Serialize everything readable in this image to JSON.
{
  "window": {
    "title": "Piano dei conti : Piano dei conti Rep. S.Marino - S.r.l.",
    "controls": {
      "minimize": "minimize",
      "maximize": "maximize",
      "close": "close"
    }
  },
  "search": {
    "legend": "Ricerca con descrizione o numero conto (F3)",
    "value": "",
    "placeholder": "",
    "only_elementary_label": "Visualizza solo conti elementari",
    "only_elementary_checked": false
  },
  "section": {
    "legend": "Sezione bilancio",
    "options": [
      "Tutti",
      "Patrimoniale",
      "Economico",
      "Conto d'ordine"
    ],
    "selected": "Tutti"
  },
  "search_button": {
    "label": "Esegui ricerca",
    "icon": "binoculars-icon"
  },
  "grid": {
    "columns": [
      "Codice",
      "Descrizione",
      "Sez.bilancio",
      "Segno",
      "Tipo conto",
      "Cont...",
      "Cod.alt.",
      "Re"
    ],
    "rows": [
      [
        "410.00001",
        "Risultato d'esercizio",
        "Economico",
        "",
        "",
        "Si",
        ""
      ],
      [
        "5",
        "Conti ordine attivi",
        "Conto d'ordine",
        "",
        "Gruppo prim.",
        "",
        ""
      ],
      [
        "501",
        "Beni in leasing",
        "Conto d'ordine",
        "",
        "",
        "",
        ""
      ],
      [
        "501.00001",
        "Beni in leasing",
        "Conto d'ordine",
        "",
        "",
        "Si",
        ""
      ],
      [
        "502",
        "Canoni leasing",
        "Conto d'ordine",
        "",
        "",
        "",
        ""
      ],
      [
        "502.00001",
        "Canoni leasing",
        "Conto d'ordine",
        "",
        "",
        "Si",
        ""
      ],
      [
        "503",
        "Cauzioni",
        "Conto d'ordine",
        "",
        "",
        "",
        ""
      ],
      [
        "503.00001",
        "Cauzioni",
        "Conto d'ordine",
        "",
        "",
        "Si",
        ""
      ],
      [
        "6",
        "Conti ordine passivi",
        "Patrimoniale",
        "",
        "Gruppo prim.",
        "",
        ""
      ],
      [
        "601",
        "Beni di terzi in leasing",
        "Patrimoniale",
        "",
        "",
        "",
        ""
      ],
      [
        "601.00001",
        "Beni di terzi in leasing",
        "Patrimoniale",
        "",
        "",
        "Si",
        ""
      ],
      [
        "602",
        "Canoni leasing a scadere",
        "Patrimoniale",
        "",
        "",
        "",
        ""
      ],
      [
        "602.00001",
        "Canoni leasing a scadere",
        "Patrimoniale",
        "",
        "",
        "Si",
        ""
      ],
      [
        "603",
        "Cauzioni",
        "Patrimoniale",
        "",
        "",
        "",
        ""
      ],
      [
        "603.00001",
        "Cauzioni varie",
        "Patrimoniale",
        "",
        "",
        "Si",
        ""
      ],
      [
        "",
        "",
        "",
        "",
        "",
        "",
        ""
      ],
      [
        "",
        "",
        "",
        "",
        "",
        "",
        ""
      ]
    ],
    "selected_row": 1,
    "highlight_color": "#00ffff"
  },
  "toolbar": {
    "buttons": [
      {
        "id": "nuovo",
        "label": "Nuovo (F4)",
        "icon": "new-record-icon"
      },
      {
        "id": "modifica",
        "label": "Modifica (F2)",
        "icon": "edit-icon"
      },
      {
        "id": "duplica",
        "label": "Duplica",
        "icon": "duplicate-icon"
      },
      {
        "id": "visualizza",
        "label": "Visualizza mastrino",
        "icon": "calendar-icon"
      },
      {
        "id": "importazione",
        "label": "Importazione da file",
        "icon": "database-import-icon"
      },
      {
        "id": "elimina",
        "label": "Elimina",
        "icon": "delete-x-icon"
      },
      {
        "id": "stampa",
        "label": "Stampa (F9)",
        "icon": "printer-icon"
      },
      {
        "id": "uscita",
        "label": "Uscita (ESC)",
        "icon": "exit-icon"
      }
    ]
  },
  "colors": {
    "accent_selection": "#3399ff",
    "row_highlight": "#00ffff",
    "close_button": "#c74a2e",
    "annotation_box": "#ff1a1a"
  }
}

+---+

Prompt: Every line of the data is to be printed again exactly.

Solution to this problem:
Serialize everything readable in this image to JSON.
{
  "window": {
    "title": "Piano dei conti : Piano dei conti Rep. S.Marino - S.r.l.",
    "controls": {
      "minimize": "minimize",
      "maximize": "maximize",
      "close": "close"
    }
  },
  "search": {
    "legend": "Ricerca con descrizione o numero conto (F3)",
    "value": "",
    "placeholder": "",
    "only_elementary_label": "Visualizza solo conti elementari",
    "only_elementary_checked": false
  },
  "section": {
    "legend": "Sezione bilancio",
    "options": [
      "Tutti",
      "Patrimoniale",
      "Economico",
      "Conto d'ordine"
    ],
    "selected": "Tutti"
  },
  "search_button": {
    "label": "Esegui ricerca",
    "icon": "binoculars-icon"
  },
  "grid": {
    "columns": [
      "Codice",
      "Descrizione",
      "Sez.bilancio",
      "Segno",
      "Tipo conto",
      "Cont...",
      "Cod.alt.",
      "Re"
    ],
    "rows": [
      [
        "410.00001",
        "Risultato d'esercizio",
        "Economico",
        "",
        "",
        "Si",
        ""
      ],
      [
        "5",
        "Conti ordine attivi",
        "Conto d'ordine",
        "",
        "Gruppo prim.",
        "",
        ""
      ],
      [
        "501",
        "Beni in leasing",
        "Conto d'ordine",
        "",
        "",
        "",
        ""
      ],
      [
        "501.00001",
        "Beni in leasing",
        "Conto d'ordine",
        "",
        "",
        "Si",
        ""
      ],
      [
        "502",
        "Canoni leasing",
        "Conto d'ordine",
        "",
        "",
        "",
        ""
      ],
      [
        "502.00001",
        "Canoni leasing",
        "Conto d'ordine",
        "",
        "",
        "Si",
        ""
      ],
      [
        "503",
        "Cauzioni",
        "Conto d'ordine",
        "",
        "",
        "",
        ""
      ],
      [
        "503.00001",
        "Cauzioni",
        "Conto d'ordine",
        "",
        "",
        "Si",
        ""
      ],
      [
        "6",
        "Conti ordine passivi",
        "Patrimoniale",
        "",
        "Gruppo prim.",
        "",
        ""
      ],
      [
        "601",
        "Beni di terzi in leasing",
        "Patrimoniale",
        "",
        "",
        "",
        ""
      ],
      [
        "601.00001",
        "Beni di terzi in leasing",
        "Patrimoniale",
        "",
        "",
        "Si",
        ""
      ],
      [
        "602",
        "Canoni leasing a scadere",
        "Patrimoniale",
        "",
        "",
        "",
        ""
      ],
      [
        "602.00001",
        "Canoni leasing a scadere",
        "Patrimoniale",
        "",
        "",
        "Si",
        ""
      ],
      [
        "603",
        "Cauzioni",
        "Patrimoniale",
        "",
        "",
        "",
        ""
      ],
      [
        "603.00001",
        "Cauzioni varie",
        "Patrimoniale",
        "",
        "",
        "Si",
        ""
      ],
      [
        "",
        "",
        "",
        "",
        "",
        "",
        ""
      ],
      [
        "",
        "",
        "",
        "",
        "",
        "",
        ""
      ]
    ],
    "selected_row": 1,
    "highlight_color": "#00ffff"
  },
  "toolbar": {
    "buttons": [
      {
        "id": "nuovo",
        "label": "Nuovo (F4)",
        "icon": "new-record-icon"
      },
      {
        "id": "modifica",
        "label": "Modifica (F2)",
        "icon": "edit-icon"
      },
      {
        "id": "duplica",
        "label": "Duplica",
        "icon": "duplicate-icon"
      },
      {
        "id": "visualizza",
        "label": "Visualizza mastrino",
        "icon": "calendar-icon"
      },
      {
        "id": "importazione",
        "label": "Importazione da file",
        "icon": "database-import-icon"
      },
      {
        "id": "elimina",
        "label": "Elimina",
        "icon": "delete-x-icon"
      },
      {
        "id": "stampa",
        "label": "Stampa (F9)",
        "icon": "printer-icon"
      },
      {
        "id": "uscita",
        "label": "Uscita (ESC)",
        "icon": "exit-icon"
      }
    ]
  },
  "colors": {
    "accent_selection": "#3399ff",
    "row_highlight": "#00ffff",
    "close_button": "#c74a2e",
    "annotation_box": "#ff1a1a"
  }
}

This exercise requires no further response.